Sonoma County moving toward labeling decision
Just months after launch, Santa Rosa-based TastingRoom already has nearly 50 wineries lined up to repackage their wines in 50-milliliter bottles that allow remote sampling of their wines.
More than half of the newcomers already have used TastingRoom's oxygen-free transfer system. North Coast vintners among them are Trefethen Family Vineyards, Grgich Hills Estate, Patz & Hall, Chateau Montelena and DeLoach Vineyards.
Tonnelerie Saury, which produces the Leroi and Erable brands, merged with French barrel stave maker Groupe Charlois. All 6,700 cubic meters of staves Charlois produces will go to Saury brands, instead of the 70 percent usage currently.
Saury, a 137-year-old French cooperage group that's among the largest in the world, has been in the U.S. market for more than two decades and has a distributorship in Healdsburg.
Presidents of the various American Viticultural Areas in Sonoma County plan to meet April 27 to decide whether to support Sonoma County vintners' proposal for conjunctive labeling, which would require wines made in nested or subappellations to also carry the name of Sonoma County as the origin of most of the grapes in the wine, according to Nick Frey, president of the Sonoma County Winegrape Commission.
"I'm fairly optimistic," he said. Some of the subappellations have received support from their members and a few are still polling their constituents.
Napa-based direct-to-consumer wine sales training program WISE Academy (www.wineindustrysaleseducation.com) is launching two new courses. The Inside Sales Professional Course will start April 20, and the Tasting Room Management Course begins May 13.
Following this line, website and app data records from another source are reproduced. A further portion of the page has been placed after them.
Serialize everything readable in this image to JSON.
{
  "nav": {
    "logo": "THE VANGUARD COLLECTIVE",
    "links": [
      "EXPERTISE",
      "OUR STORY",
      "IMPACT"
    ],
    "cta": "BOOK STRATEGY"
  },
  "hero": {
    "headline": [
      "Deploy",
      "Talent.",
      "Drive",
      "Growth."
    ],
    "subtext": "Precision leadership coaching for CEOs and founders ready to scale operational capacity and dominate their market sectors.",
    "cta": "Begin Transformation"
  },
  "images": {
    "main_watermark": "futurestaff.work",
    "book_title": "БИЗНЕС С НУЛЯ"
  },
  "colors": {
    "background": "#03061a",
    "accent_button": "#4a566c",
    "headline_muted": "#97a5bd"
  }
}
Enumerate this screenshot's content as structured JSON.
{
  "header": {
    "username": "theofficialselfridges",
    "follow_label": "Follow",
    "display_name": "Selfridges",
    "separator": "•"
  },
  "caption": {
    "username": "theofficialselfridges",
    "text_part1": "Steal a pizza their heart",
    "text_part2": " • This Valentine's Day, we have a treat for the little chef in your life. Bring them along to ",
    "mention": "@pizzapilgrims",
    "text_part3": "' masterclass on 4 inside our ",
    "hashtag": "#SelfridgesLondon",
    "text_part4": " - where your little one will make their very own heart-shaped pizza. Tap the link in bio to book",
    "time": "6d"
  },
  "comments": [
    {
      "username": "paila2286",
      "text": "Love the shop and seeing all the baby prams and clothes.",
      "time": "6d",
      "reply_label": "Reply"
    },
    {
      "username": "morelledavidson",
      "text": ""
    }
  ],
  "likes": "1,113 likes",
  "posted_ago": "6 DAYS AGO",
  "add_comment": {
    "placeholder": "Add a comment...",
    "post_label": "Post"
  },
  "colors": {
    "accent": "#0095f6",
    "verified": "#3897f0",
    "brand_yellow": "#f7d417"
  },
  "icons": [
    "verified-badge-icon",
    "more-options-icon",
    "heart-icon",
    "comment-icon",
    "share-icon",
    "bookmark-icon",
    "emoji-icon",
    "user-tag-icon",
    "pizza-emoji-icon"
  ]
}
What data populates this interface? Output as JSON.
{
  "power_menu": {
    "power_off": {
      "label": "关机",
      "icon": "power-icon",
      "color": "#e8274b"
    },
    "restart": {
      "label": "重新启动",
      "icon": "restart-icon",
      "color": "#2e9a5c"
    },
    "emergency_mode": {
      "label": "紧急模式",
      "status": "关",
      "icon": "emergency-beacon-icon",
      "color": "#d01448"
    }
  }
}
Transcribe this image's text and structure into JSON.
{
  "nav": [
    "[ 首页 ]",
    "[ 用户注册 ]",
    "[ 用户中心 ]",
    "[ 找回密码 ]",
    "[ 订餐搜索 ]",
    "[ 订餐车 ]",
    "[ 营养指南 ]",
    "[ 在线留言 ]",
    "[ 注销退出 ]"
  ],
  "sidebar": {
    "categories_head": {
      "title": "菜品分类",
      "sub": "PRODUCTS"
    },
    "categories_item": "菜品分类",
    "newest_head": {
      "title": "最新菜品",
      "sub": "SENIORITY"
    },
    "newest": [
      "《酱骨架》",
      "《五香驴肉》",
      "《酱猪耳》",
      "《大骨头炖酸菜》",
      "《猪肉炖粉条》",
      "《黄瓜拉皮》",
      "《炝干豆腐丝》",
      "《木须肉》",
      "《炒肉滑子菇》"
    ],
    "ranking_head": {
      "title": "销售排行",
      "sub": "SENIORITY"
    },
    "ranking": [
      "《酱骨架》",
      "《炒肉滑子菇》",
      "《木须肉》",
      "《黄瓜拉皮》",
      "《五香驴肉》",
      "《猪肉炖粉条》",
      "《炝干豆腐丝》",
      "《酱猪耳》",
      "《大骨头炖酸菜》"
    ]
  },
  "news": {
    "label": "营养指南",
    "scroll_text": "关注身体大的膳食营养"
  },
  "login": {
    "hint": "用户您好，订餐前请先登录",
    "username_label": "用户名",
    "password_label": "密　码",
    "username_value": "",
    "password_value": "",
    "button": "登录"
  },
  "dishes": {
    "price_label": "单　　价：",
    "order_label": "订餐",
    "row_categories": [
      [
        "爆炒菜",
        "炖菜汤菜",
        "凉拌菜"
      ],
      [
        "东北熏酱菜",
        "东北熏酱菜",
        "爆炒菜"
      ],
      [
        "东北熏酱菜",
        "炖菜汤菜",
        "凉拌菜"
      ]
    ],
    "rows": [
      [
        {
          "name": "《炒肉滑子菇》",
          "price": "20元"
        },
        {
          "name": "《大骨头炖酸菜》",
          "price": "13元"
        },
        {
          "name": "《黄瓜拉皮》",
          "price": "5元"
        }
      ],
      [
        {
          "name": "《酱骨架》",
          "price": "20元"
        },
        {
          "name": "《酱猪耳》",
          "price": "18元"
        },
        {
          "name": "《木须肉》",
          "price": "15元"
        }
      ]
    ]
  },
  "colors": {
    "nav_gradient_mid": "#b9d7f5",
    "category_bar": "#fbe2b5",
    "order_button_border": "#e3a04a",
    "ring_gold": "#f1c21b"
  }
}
Started a year ago, the program has taught nearly 300 students, with 91 percent earning certification.
Twenty years after buying 4,000 acres of land on Mt. George in Napa Valley and planting 75 acres of it, Kenzo Tsujimoto, chairman of the Japanese gaming giant Capcom Group, plans to open his Kenzo Estate winery on Monticello Road on May 1.
He has brought in noted "cult" winemaker Heidi Barrett, A-list vineyard manager David Abreau and chef Thomas Keller.
The project, designed by Backen Gillam & Kroeger Architects of St. Helena and Sausalito, includes 20,000 square feet of caves.
German screw cap maker Mala Verschluss-Systeme GmbH has resumed planning for a plant in the U.S. to make its twist-off wine closures after tabling a concept last year for a plant in Napa because of the economy.
Currently, Mala's machine shop in Germany is tailoring its equipment to the printing processes used on closures in the U.S. and is scouting for a West Coast location for the plant, according to Gisela Cartwright, who directs the relatively new Mala Closure Systems Sales USA operation in Larkspur. The company also is looking for a partner in setting up the plant.
Mala had been working with St. Helena-based Krueger Winery Technology on a Napa plant.
The cap maker has distribution through Frontier Packaging near Portland, Ore., and is setting up others.
ACI Cork USA of Fairfield released a coated natural cork stopper called Nanocork. It's a colmated natural cork, which means it has the irregularities and pores of lower-grade cork but with a food-grade clear oxygen barrier designed by Bacchus Wine Closures of the United Kingdom to keep white and quick-drink red wines fresh. It was designed for wines retailing for $8 to $15 per standard bottle.